both of those methods listed in this thread are notoriously unreliable. The best way is to just carry with you a GPS unit that says the MPH you are going. Google earth, when calculating distance, does not factor in elevation and its detection of elevation isn't not exactly "accurate". Google earth has no idea if you're climbing a highway onramp, how steep it is or anything of the sort to give you an example. As for the MPH radar detectors, they're not terribly accurate.

I suppose the utmost accurate way to measure mph, distance, etc. is to make your own speedometer, measure out the wheel, tire, gearing, etc. everything to the mm, then find an area that is exactly one mile long, mark it with paint, then when maintaining a given speed, with a stop watch, calculate how long it takes to make it across. Then Adjust speedometer accordingly. There is more to it than I've said but the point is, if utmost accuracy is needed, I think it can be figured out how to accomplish it with the most basic instruments.

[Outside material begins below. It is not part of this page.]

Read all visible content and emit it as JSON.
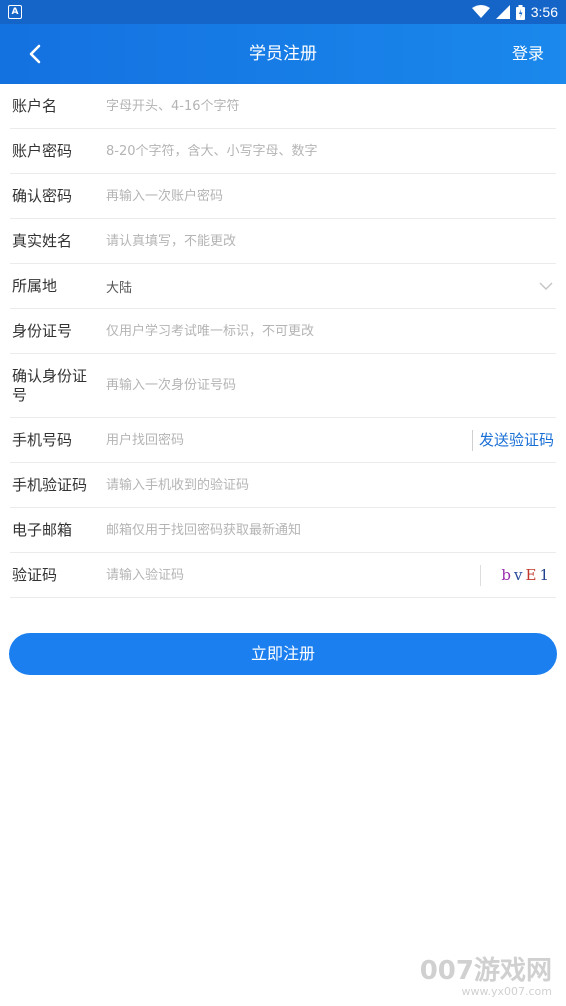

MetroMPG 03-04-2011 04:00 PM

Good point about elevation changes not being factored by the Google Earth distance measuring tool.

When I tested Google Earth against a calibrated odometer, it happened to be on flat terrain, so there wasn't any error detected.

But it's worth noting.

Joenavy85 03-04-2011 04:17 PM

also take into account overlapping photos will mess up calculations as well

Arragonis 03-06-2011 05:20 AM

Is there a tool for elevation as well ?

NeilBlanchard 03-06-2011 06:52 AM

Originally, I thought that Google Earth did take elevation into account; but unfortunately, it does not.

In my (non-exhaustive) search, I found results that indicate that GPS units are far from accurate for elevations, and therefore do not measure distances taking elevation into account...

Arragonis 03-06-2011 11:49 AM

I've seen some elevation maps that people have made from one point to the next. I would like to have a look at that to check the differences between home and work and back. Home is near the sea, work is about 10 miles inland - uphill (and 45-50 mpg ave) there, downhill (55-65 mpg ave) back.

MetroMPG 06-28-2011 10:29 AM

Used the Google Earth technique to check the accuracy of the UFO's (2000 Honda Insight) odometer yesterday:

35.9 km indicated
35.35 km plotted on Google Earth

Assuming no error in Google Earth (* there were a few elevation changes on this route that might skew it to measure lower than actual), that means the odo is over-reporting distance traveled by 1.5%

I'll borrow a GPS to compare...

MetroMPG 07-10-2011 10:39 PM

And I did borrow a GPS. It was very close to the car's odo:

30 km indicated
29.85 km GPS

That means the odo is over-reporting distance traveled by 0.5% compared to the GPS.

And this single comparison to the Google Earth Method (TM) shows it's very close (and seems to confirm the measurement will be short if there are lots of -- or big -- elevation changes on the measured route).


All times are GMT -4. The time now is 02:24 PM.

Powered by vBulletin® Version 3.8.11
Copyright ©2000 - 2019, vBulletin Solutions Inc.
Content Relevant URLs by vBSEO 3.5.2
All content copyright EcoModder.com